Many of our members are using the pause in their lives in the last 10 months due to the pandemic to overcome their injuries, intensify their training and participate in virtual competitions to challenge themselves.

Some have personal stories which are truly inspirational, for instance:

-          Our oldest member at present is 94 years old and looking forward to moving up to the next age group. As a sprinter, he travels the world to win European and World age-group medals.  He realized that running was one of his strengths when he was able to outrun insurgents trying to kill him during the troubles in India in 1947.  He has lived all his life since then in England, but he only started competing in athletics here in his mid-80’s.

-          One of our members is an “Ever-Present”, which means he has completed every London Marathon since the event started in 1981. The first time he finished in 2:35:52 but he still does it in 5½ hours, including the year he had a broken arm.

-          One of members, who is an M70 race-walker, was elected last year as the best overall male athlete of the year in 2019 by European Masters Athletics and was runner-up in the World awards.

-          We have one member who is regular member of the British ultramarathon running team and gained a women’s team gold medal at the last world 50k championships.


4. Sporting Future: A New Strategy for an Active Nation, the Government’s 2015 sports strategy, outlines five outcome priorities: physical health, mental health, individual development, social and community development and economic development. Are these the right priorities and how successful has the government been in measuring and delivering these outcomes to date?


The priorities are all-encompassing but that dooms them to failure in the modern world if no-one is given the authority and accountability to measure and deliver the required outcomes.


5. Is government capturing an accurate picture of how people participate in sport and recreation activities in its data collection? How could this be improved?


6. How can racism, homophobia, transphobia, misogyny and ableism in sport be tackled?


7. What can be done to improve and implement effective duty of care and safeguarding standards for sports and recreation actives at all levels?


8. What are the opportunities and challenges facing elite sports in the UK and what can be done to make national sports governing bodies more accountable? For example, accountability for representing and protecting their membership, promoting their sport and maximising participation.

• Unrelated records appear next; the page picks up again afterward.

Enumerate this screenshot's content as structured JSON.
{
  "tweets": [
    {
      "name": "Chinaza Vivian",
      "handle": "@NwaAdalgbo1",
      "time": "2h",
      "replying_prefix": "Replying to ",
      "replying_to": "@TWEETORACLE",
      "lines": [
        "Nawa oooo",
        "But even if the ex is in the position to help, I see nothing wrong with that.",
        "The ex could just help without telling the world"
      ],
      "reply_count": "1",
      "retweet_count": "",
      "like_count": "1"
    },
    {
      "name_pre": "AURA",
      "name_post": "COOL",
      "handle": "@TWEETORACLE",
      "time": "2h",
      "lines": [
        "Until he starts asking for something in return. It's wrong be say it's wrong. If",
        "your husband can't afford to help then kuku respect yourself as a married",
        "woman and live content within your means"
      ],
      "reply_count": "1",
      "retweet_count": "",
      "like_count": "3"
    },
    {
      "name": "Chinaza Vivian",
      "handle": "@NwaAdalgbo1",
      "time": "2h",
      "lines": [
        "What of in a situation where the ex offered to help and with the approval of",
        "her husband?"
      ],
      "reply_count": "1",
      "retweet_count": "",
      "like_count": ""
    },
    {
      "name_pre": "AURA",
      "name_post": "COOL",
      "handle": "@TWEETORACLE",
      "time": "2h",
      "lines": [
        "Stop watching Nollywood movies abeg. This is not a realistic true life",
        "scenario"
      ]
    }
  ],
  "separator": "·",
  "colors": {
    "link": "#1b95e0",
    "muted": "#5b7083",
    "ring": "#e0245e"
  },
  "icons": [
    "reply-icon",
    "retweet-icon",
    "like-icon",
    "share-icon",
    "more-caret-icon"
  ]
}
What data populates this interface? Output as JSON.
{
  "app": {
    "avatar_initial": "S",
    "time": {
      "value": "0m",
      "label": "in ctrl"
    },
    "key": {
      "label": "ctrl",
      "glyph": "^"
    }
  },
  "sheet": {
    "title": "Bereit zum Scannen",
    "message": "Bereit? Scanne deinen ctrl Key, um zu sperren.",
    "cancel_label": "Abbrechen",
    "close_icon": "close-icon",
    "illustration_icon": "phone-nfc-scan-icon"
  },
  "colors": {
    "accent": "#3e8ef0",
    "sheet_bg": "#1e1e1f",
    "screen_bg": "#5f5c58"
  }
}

The challenge is to ensure that each sport operates effectively at all levels – grassroots through to the elite level


Peter Kennedy
Membership Secretary, Runner, Field Official
Veterans Athletic Club


2 February 2021